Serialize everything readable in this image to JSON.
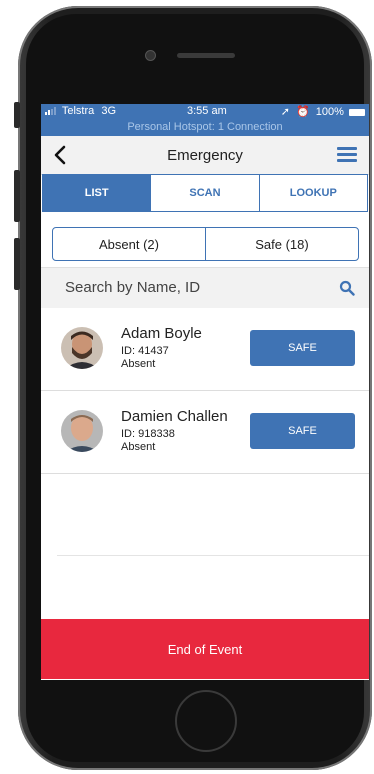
{
  "status_bar": {
    "carrier": "Telstra",
    "network": "3G",
    "time": "3:55 am",
    "battery": "100%",
    "hotspot": "Personal Hotspot: 1 Connection"
  },
  "nav": {
    "title": "Emergency"
  },
  "tabs": [
    {
      "label": "LIST",
      "active": true
    },
    {
      "label": "SCAN",
      "active": false
    },
    {
      "label": "LOOKUP",
      "active": false
    }
  ],
  "segments": [
    {
      "label": "Absent (2)"
    },
    {
      "label": "Safe (18)"
    }
  ],
  "search": {
    "placeholder": "Search by Name, ID"
  },
  "people": [
    {
      "name": "Adam Boyle",
      "id_text": "ID: 41437",
      "status": "Absent",
      "action": "SAFE"
    },
    {
      "name": "Damien Challen",
      "id_text": "ID: 918338",
      "status": "Absent",
      "action": "SAFE"
    }
  ],
  "footer": {
    "end_event_label": "End of Event"
  },
  "colors": {
    "primary": "#3f73b4",
    "danger": "#e8283e"
  }
}
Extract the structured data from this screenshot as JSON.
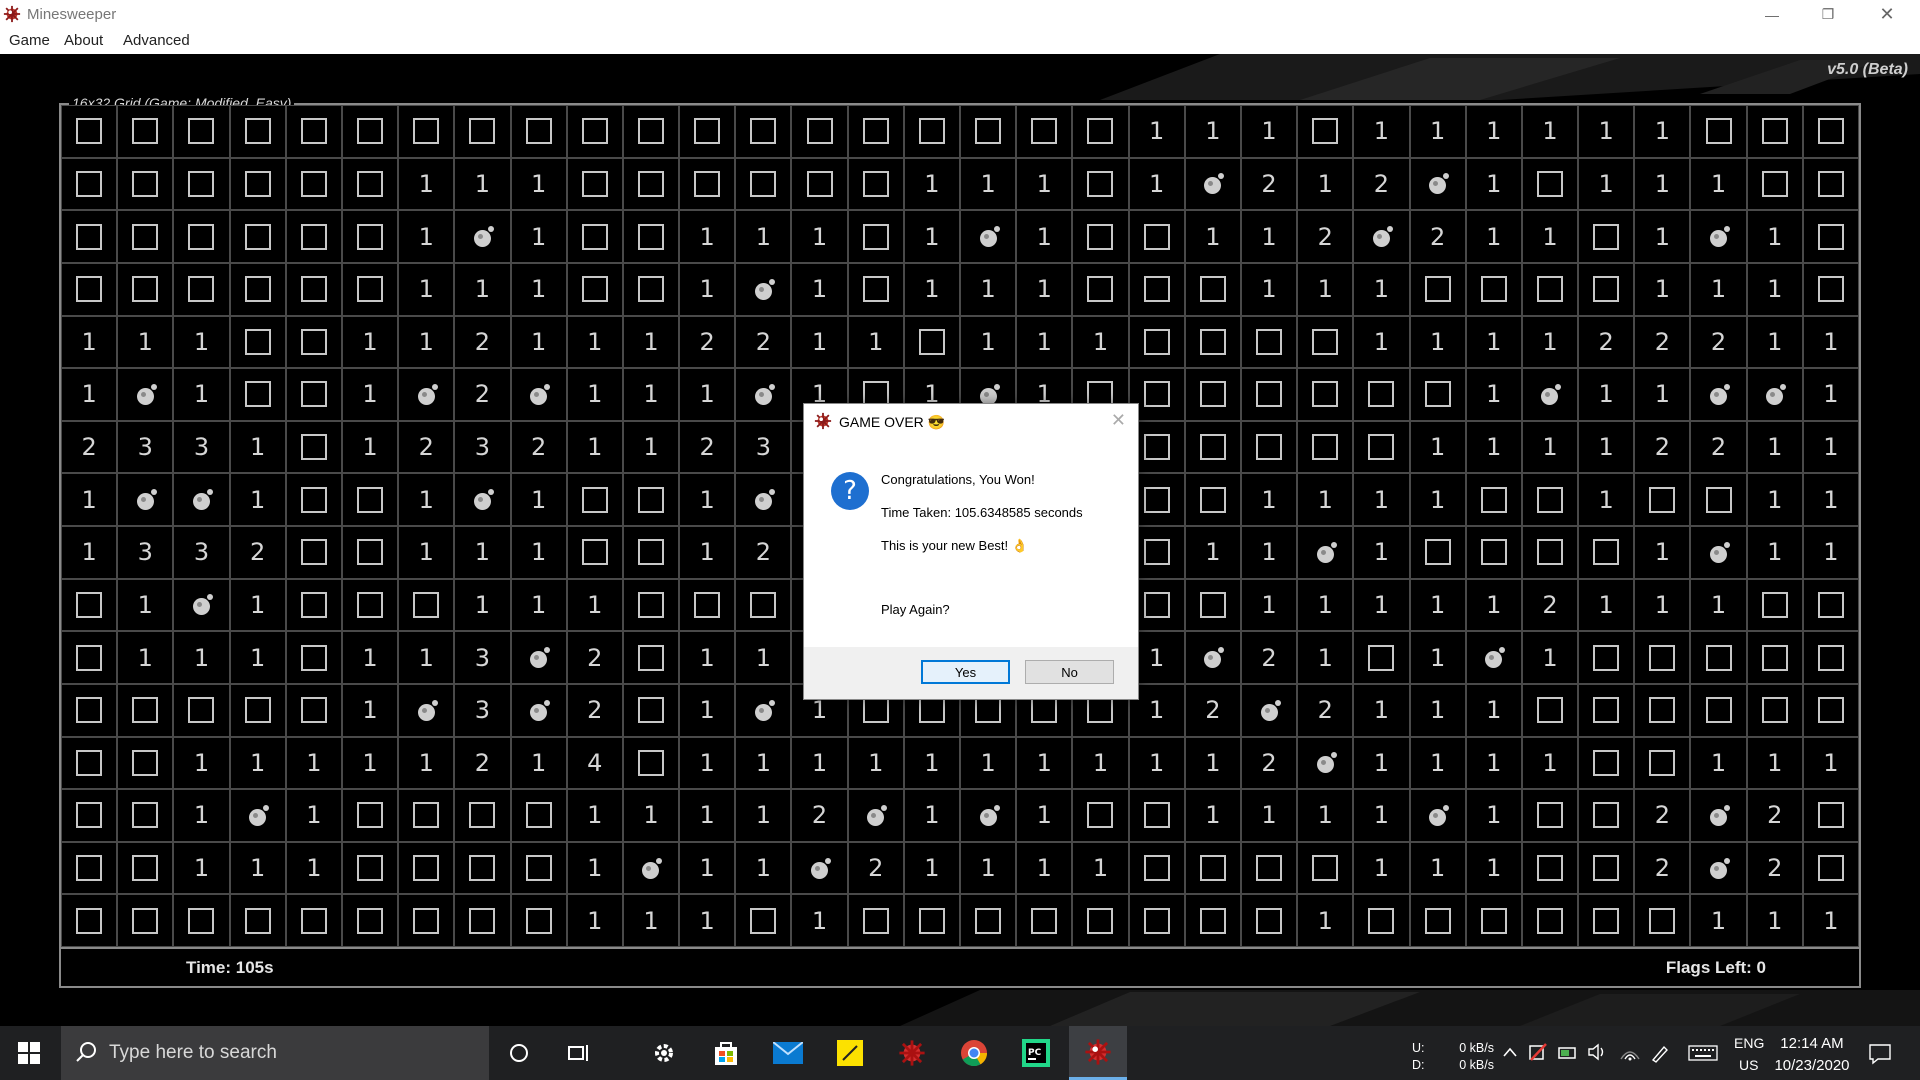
{
  "window": {
    "title": "Minesweeper",
    "menus": [
      "Game",
      "About",
      "Advanced"
    ],
    "controls": [
      "minimize",
      "restore",
      "close"
    ]
  },
  "game": {
    "version": "v5.0 (Beta)",
    "group_label": "16x32 Grid (Game: Modified, Easy)",
    "time_label": "Time: 105s",
    "flags_label": "Flags Left: 0",
    "grid_legend": {
      "#": "closed",
      "M": "mine",
      "1-3": "number"
    },
    "grid": [
      "###################111#111111####",
      "######111######111#1M212M1#111#",
      "######1M1##111#1M1##112M211#1M1#",
      "######111##1M1#111###111####111#",
      "111##1121112211#111####111122211#",
      "1M1##1M2M111M1#1M1#######1M11MM1#",
      "2331#12321123#111#######11112211#",
      "1MM1##1M1##1M1#######1111##1##11#1",
      "1332##111##12#######11M1####1M11",
      "#1M1###111###########111112111##111",
      "#111#113M2#11######1M21#1M1#####",
      "#####1M3M2#1M1#####12M2111######",
      "##11111214#11111111112M1111##111",
      "##1M1####11112M1M1##1111M1##2M2",
      "##111####1M11M21111####111##2M2",
      "#########111#1########1######111"
    ]
  },
  "dialog": {
    "title": "GAME OVER 😎",
    "lines": [
      "Congratulations, You Won!",
      "Time Taken: 105.6348585 seconds",
      "This is your new Best! 👌",
      "Play Again?"
    ],
    "buttons": {
      "yes": "Yes",
      "no": "No"
    }
  },
  "taskbar": {
    "search_placeholder": "Type here to search",
    "net_upload_label": "U:",
    "net_download_label": "D:",
    "net_upload": "0 kB/s",
    "net_download": "0 kB/s",
    "lang_1": "ENG",
    "lang_2": "US",
    "time": "12:14 AM",
    "date": "10/23/2020",
    "pinned_icons": [
      "task-view-circle-icon",
      "task-view-icon",
      "settings-icon",
      "store-icon",
      "mail-icon",
      "sticky-notes-icon",
      "minesweeper-icon",
      "chrome-icon",
      "pycharm-icon",
      "minesweeper-active-icon"
    ]
  },
  "colors": {
    "accent": "#0078d7",
    "taskbar": "#1f2022",
    "board_bg": "#000000",
    "cell_line": "#c8c8c8"
  }
}
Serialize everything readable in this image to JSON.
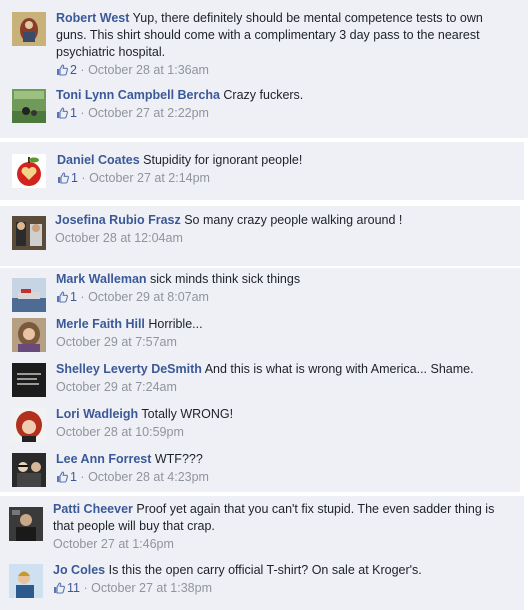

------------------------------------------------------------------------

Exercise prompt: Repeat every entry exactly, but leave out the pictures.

Response for this exercise:
Serialize everything readable in this image to JSON.
{
  "status_bar": {
    "carrier": "Telstra",
    "network": "3G",
    "time": "3:55 am",
    "battery": "100%",
    "hotspot": "Personal Hotspot: 1 Connection"
  },
  "nav": {
    "title": "Emergency"
  },
  "tabs": [
    {
      "label": "LIST",
      "active": true
    },
    {
      "label": "SCAN",
      "active": false
    },
    {
      "label": "LOOKUP",
      "active": false
    }
  ],
  "segments": [
    {
      "label": "Absent (2)"
    },
    {
      "label": "Safe (18)"
    }
  ],
  "search": {
    "placeholder": "Search by Name, ID"
  },
  "people": [
    {
      "name": "Adam Boyle",
      "id_text": "ID: 41437",
      "status": "Absent",
      "action": "SAFE"
    },
    {
      "name": "Damien Challen",
      "id_text": "ID: 918338",
      "status": "Absent",
      "action": "SAFE"
    }
  ],
  "footer": {
    "end_event_label": "End of Event"
  },
  "colors": {
    "primary": "#3f73b4",
    "danger": "#e8283e"
  }
}
Extract the structured data from this screenshot as JSON.
{
  "window": {
    "title": "Minesweeper",
    "menus": [
      "Game",
      "About",
      "Advanced"
    ],
    "controls": [
      "minimize",
      "restore",
      "close"
    ]
  },
  "game": {
    "version": "v5.0 (Beta)",
    "group_label": "16x32 Grid (Game: Modified, Easy)",
    "time_label": "Time: 105s",
    "flags_label": "Flags Left: 0",
    "grid_legend": {
      "#": "closed",
      "M": "mine",
      "1-3": "number"
    },
    "grid": [
      "###################111#111111####",
      "######111######111#1M212M1#111#",
      "######1M1##111#1M1##112M211#1M1#",
      "######111##1M1#111###111####111#",
      "111##1121112211#111####111122211#",
      "1M1##1M2M111M1#1M1#######1M11MM1#",
      "2331#12321123#111#######11112211#",
      "1MM1##1M1##1M1#######1111##1##11#1",
      "1332##111##12#######11M1####1M11",
      "#1M1###111###########111112111##111",
      "#111#113M2#11######1M21#1M1#####",
      "#####1M3M2#1M1#####12M2111######",
      "##11111214#11111111112M1111##111",
      "##1M1####11112M1M1##1111M1##2M2",
      "##111####1M11M21111####111##2M2",
      "#########111#1########1######111"
    ]
  },
  "dialog": {
    "title": "GAME OVER 😎",
    "lines": [
      "Congratulations, You Won!",
      "Time Taken: 105.6348585 seconds",
      "This is your new Best! 👌",
      "Play Again?"
    ],
    "buttons": {
      "yes": "Yes",
      "no": "No"
    }
  },
  "taskbar": {
    "search_placeholder": "Type here to search",
    "net_upload_label": "U:",
    "net_download_label": "D:",
    "net_upload": "0 kB/s",
    "net_download": "0 kB/s",
    "lang_1": "ENG",
    "lang_2": "US",
    "time": "12:14 AM",
    "date": "10/23/2020",
    "pinned_icons": [
      "task-view-circle-icon",
      "task-view-icon",
      "settings-icon",
      "store-icon",
      "mail-icon",
      "sticky-notes-icon",
      "minesweeper-icon",
      "chrome-icon",
      "pycharm-icon",
      "minesweeper-active-icon"
    ]
  },
  "colors": {
    "accent": "#0078d7",
    "taskbar": "#1f2022",
    "board_bg": "#000000",
    "cell_line": "#c8c8c8"
  }
}
Serialize everything readable in this image to JSON.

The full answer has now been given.